The Eagles – doesn’t make sense. At all. They can’t possibly have money for a guy like RG3 especially with the asinine contract they gave Nnamdi Asomugha and Michael Vick and the asinine contract they will give LeSean McCoy and possibly DeSean Jackson (if he redeems himself). Also, if they sign RG3, they are assuming that Michael Vick will not stay healthy – which seems like a logical assumption – but nothing is guaranteed. It wouldn’t make any sense for the Eagles who also have needs all over their defense which they need to address in the draft which they won’t have a chance to do if they trade up for RG3.

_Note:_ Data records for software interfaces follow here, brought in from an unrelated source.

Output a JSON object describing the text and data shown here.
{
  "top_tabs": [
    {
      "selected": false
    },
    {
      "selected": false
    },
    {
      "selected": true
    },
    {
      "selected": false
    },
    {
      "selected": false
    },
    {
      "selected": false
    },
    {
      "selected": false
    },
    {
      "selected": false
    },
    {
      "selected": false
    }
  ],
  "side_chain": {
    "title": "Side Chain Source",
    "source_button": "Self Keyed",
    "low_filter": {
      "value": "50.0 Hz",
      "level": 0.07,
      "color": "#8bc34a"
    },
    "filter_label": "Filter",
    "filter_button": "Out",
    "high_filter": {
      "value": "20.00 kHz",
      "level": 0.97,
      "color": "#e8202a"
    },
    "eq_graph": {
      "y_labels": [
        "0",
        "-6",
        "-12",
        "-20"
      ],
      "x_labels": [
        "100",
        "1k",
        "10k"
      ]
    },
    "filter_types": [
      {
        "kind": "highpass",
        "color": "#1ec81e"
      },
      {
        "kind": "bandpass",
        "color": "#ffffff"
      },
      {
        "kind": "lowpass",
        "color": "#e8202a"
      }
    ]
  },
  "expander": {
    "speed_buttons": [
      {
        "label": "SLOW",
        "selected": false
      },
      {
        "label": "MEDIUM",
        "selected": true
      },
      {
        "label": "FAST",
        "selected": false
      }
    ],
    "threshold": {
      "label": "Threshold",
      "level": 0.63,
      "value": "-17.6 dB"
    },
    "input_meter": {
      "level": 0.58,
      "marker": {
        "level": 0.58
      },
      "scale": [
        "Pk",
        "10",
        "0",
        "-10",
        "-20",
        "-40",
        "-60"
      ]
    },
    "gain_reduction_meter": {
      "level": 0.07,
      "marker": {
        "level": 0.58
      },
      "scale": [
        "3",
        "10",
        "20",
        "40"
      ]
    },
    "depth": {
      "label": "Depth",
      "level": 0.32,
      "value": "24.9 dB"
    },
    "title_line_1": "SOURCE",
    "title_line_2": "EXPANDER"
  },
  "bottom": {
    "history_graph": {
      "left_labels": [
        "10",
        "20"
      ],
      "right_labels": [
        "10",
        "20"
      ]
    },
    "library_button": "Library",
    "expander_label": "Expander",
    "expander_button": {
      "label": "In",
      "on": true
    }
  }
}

The Broncos seem like an even wilder speculation. While I am of the opinion that Tim Tebow will ultimately fade away and his skills are extremely limited, right now, he is the quarterback for the Denver Broncos and did show something, overblown as it may have been. For that, he must be rewarded by being trusted, and getting Griffin shows a complete lack of trust.
The Jets I could see being that Rex Ryan is Rex Ryan. In 2009, he took a chance by trading up for Mark Sanchez, who at this point is not a bust, but is not “Sanchize” as he was hyped up to be as a rookie. Plain and simple, Sanchez has to be given one more year. While Sanchez has struggled at times during his NFL career, he has generally been good, and for a quarterback with very limited experience, I would say he’s at least “promising” – a vague term, sure – but it means something. Additionally, much of his struggles can be blamed on the poor play calling of former offensive coordinator Brian Schottenheimer who is now the offensive coordinator for….you guessed it, the St. Louis Rams. Lastly, the Jets have been good for a few years now, and are picking in the 20’s, which I doubt will peak the Rams interest.
While there are certainly some intriguing packages for the Rams to look at, and the Rams are merely doing the logical thing, it doesn’t make sense for both parties in any of the hypothetical trades. That makes one ask: “what should the Rams do?”. Fortunately for the Rams, there are plenty of options. They could possibly draft some protection and take USC offensive tackle Matt Kalil, brother of Carolina Panthers tackle and three-time Pro Bowler Ryan. Drafting the offensive tackle always seems like a safe pick, and would be a step in the right direction.
They could get Bradford a playmaker in Oklahoma State’s Justin Blackmon, a big, physical receiver who has the talent to be a go-to NFL receiver, and compares very well to Ravens wide out Anquan Boldin.
They could build a good defense and get LSU cornerback Morris Claiborne.
Heck, they could even take Griffin and get rid of Bradford.
As you can see, there are tons of options. In my opinion, the best option is to take Kalil. Blackmon is a good receiver, but at second overall, he’s quite a reach; he’s not in the class guys like AJ Green or Calvin Johnson were when they entered the draft. Kalil would be a safe pick and if Bradford has some time to throw, he has the accuracy to make his receivers look better.
There are many options for the Rams, but trading the pick should not be one of them.